On the Eastern side of the Bois de Vincennes, a ceremonial torii gate marks the beginning of a quiet path, frequented by the occasional jogger or seeker of solitude. In the summer of 1907, though, this small park hosted the Paris Colonial Exposition, and was one of the busiest places in the region.
These days, the Jardin d’Agronomie Tropicale (Garden of Tropical Agriculture) is eerily quiet, as if forgotten entirely. Most of the structures are in ruin, with plants growing through broken windows. In truth, the park isn’t without caretakers, but rather represents a part of French history that can be neither restored nor demolished. The 1907 Exposition was a celebration of empire, and France’s past still troubles this garden.
The Jardin d’Agronomie Tropicale was created in 1899 as a place for experiments with plants that France grew abroad; banana trees and coffee plants filled hot houses. It’s still one of few places in Paris offering palm trees and bamboo.
The garden’s most striking features, though, are the ruined buildings and monuments that remain from the 1907 Colonial Exposition. This was a small event compared to the earlier Universal Expositions held in central Paris, but nonetheless attracted almost two million visitors over a six month period. The villages built here represented Madagascar, the Congo, Indochina, Sudan, Tunisia and Morocco.

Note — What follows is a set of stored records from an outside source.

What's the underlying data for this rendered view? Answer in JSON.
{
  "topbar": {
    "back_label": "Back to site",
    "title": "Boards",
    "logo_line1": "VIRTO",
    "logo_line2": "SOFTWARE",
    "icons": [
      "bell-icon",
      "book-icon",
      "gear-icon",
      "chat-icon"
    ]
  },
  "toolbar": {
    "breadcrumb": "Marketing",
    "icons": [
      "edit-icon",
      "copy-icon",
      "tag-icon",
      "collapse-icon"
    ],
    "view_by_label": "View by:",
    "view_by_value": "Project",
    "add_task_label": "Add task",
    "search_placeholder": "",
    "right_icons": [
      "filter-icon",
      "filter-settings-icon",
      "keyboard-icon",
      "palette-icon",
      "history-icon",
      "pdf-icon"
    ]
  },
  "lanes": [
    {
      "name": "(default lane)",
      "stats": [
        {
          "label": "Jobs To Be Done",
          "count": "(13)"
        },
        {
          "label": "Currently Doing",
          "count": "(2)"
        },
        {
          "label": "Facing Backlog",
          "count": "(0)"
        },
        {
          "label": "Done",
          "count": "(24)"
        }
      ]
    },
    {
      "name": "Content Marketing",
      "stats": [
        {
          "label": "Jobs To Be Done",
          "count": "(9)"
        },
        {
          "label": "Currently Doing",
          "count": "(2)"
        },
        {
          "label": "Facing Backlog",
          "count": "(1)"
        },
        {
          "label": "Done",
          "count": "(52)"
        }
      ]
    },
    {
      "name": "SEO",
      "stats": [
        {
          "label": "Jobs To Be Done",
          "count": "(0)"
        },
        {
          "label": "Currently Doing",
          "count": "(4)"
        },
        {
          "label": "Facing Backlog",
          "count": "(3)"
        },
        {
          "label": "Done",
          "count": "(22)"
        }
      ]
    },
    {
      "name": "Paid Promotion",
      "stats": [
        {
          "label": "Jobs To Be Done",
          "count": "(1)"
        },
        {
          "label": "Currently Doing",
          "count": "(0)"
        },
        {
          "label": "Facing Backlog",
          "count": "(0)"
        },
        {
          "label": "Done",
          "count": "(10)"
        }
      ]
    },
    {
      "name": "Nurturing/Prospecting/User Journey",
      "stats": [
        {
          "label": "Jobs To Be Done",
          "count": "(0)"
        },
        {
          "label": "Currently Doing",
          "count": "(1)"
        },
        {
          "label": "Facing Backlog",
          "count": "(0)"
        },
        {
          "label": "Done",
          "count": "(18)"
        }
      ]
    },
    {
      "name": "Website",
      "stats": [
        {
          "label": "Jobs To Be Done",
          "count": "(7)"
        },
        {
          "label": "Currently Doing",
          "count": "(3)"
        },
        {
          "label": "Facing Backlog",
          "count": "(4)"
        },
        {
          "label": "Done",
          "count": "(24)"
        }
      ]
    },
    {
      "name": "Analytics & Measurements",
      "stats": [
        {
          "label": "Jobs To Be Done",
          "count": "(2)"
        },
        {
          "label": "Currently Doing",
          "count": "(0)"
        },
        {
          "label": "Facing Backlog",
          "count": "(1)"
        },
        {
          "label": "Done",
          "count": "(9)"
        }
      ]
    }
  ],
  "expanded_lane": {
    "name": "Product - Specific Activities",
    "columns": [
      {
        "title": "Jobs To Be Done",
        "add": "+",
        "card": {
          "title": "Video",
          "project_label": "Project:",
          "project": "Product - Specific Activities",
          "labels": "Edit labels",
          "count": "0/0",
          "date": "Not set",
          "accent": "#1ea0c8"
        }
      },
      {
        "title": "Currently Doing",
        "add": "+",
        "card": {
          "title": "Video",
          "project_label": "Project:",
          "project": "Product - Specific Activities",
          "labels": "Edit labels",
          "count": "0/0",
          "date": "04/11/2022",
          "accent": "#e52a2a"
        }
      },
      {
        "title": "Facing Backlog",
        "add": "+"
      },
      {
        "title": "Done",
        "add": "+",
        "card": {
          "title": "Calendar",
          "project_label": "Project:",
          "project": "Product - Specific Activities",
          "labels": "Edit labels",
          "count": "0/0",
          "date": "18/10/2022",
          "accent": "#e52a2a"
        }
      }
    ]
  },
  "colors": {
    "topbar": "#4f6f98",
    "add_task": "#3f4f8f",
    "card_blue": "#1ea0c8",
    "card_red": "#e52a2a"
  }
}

Near the entrance, a few metres from the fading red torii gate, are a number of sculptures made mysterious by time. There are no signs explaining the large group of figures piled with stone necklaces, plants, animals, though visitors may interpret the imagery as an ode to France’s colonial riches. One statue has lost her head, adding to the strange sense that witnesses have vanished from this place. Nearby, winged gods and suited colonisers stand out of context among the trees.
It was a much darker element of the exposition that drew crowds to the Bois de Vincennes in 1907. This was the human zoos, areas in which people from the colonies worked as imitations of themselves for the public’s amusement. The faux-Indochinese bridges that remain acted as sets for these tableau, where participants were expected to live constantly under the eyes of others. At night, those working at the Congolese pavilion slept crowded into the second floor of the structure, since destroyed by a storm.
While these villages drew audiences, the Colonial Exposition was intended to showcase products from France’s colonies. A small kiosk, now encircled by net, housed a popular exhibit of wood samples from around the world.
The biggest pavilion represents Indochina, and now feels strikingly out of place as the only building to have been restored. The bricks, painted white only recently, gleam freshly, and foliage has been cleared away. In 1907, this space displayed rice, corn and spices alongside jewelry and musical instruments made from colonial materials. It’s likely to soon become a visitor centre for the Jardin d’Agronomie Tropicale.
After 1907’s Colonial Exposition, this park disappeared from the public eye. It continued to be a site marked by politics, used as a military hospital during World War I. Subsequently, a number of memorials to those from the colonies who died fighting for France were erected alongside the remains of the Colonial Exposition, heightening the park’s guilty emotion.
It’s surprising so many structures, often constructed quickly and at a low cost, weathered such time without intervention. While storms in 1999 and a fire in 2004 did damage, it’s shocking to think this period of history was so recent as to still be standing.
In 2007, the Jardin d’Agronomie Tropical was once again opened to the public. The restoration of the Indochinese pavilion hints that the city might now be ready to deal with its history, but it looks as if the garden will remain primarily ruins consumed by nature. This seems appropriate, creating a meditative environment that encourages visitors to contemplate France’s recent past and the passage of empire.